● PROBLEM TO WORK ON: Every record is to be restated exactly, with nothing left out.

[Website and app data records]
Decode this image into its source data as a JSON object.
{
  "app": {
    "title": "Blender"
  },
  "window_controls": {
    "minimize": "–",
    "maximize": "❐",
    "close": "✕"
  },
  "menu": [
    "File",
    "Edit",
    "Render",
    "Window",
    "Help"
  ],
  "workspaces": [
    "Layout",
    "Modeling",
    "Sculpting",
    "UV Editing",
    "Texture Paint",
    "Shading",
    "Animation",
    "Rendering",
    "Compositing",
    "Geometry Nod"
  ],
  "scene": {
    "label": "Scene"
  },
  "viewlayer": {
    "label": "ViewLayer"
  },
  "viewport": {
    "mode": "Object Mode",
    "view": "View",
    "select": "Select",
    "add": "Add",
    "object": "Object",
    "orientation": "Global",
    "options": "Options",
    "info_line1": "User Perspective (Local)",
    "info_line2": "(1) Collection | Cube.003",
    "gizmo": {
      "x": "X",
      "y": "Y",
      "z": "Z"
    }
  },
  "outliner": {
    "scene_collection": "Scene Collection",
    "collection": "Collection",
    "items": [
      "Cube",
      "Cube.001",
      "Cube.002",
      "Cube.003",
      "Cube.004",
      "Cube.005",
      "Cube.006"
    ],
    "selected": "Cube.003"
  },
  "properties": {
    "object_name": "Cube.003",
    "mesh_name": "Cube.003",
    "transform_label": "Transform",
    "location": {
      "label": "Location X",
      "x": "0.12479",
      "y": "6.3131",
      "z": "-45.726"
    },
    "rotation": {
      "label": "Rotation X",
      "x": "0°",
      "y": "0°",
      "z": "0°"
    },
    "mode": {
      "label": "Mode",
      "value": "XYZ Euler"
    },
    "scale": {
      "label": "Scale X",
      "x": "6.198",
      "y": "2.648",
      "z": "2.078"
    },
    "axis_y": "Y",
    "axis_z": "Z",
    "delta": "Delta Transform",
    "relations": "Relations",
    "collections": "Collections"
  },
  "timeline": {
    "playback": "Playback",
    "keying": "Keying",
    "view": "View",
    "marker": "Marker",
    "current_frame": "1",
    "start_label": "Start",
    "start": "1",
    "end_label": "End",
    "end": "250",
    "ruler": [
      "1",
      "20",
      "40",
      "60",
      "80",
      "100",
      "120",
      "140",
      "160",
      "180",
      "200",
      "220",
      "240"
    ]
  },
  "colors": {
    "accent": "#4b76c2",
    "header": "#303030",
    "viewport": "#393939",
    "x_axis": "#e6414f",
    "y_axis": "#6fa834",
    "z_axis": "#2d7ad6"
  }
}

● TASK SOLUTION:
Decode this image into its source data as a JSON object.
{
  "app": {
    "title": "Blender"
  },
  "window_controls": {
    "minimize": "–",
    "maximize": "❐",
    "close": "✕"
  },
  "menu": [
    "File",
    "Edit",
    "Render",
    "Window",
    "Help"
  ],
  "workspaces": [
    "Layout",
    "Modeling",
    "Sculpting",
    "UV Editing",
    "Texture Paint",
    "Shading",
    "Animation",
    "Rendering",
    "Compositing",
    "Geometry Nod"
  ],
  "scene": {
    "label": "Scene"
  },
  "viewlayer": {
    "label": "ViewLayer"
  },
  "viewport": {
    "mode": "Object Mode",
    "view": "View",
    "select": "Select",
    "add": "Add",
    "object": "Object",
    "orientation": "Global",
    "options": "Options",
    "info_line1": "User Perspective (Local)",
    "info_line2": "(1) Collection | Cube.003",
    "gizmo": {
      "x": "X",
      "y": "Y",
      "z": "Z"
    }
  },
  "outliner": {
    "scene_collection": "Scene Collection",
    "collection": "Collection",
    "items": [
      "Cube",
      "Cube.001",
      "Cube.002",
      "Cube.003",
      "Cube.004",
      "Cube.005",
      "Cube.006"
    ],
    "selected": "Cube.003"
  },
  "properties": {
    "object_name": "Cube.003",
    "mesh_name": "Cube.003",
    "transform_label": "Transform",
    "location": {
      "label": "Location X",
      "x": "0.12479",
      "y": "6.3131",
      "z": "-45.726"
    },
    "rotation": {
      "label": "Rotation X",
      "x": "0°",
      "y": "0°",
      "z": "0°"
    },
    "mode": {
      "label": "Mode",
      "value": "XYZ Euler"
    },
    "scale": {
      "label": "Scale X",
      "x": "6.198",
      "y": "2.648",
      "z": "2.078"
    },
    "axis_y": "Y",
    "axis_z": "Z",
    "delta": "Delta Transform",
    "relations": "Relations",
    "collections": "Collections"
  },
  "timeline": {
    "playback": "Playback",
    "keying": "Keying",
    "view": "View",
    "marker": "Marker",
    "current_frame": "1",
    "start_label": "Start",
    "start": "1",
    "end_label": "End",
    "end": "250",
    "ruler": [
      "1",
      "20",
      "40",
      "60",
      "80",
      "100",
      "120",
      "140",
      "160",
      "180",
      "200",
      "220",
      "240"
    ]
  },
  "colors": {
    "accent": "#4b76c2",
    "header": "#303030",
    "viewport": "#393939",
    "x_axis": "#e6414f",
    "y_axis": "#6fa834",
    "z_axis": "#2d7ad6"
  }
}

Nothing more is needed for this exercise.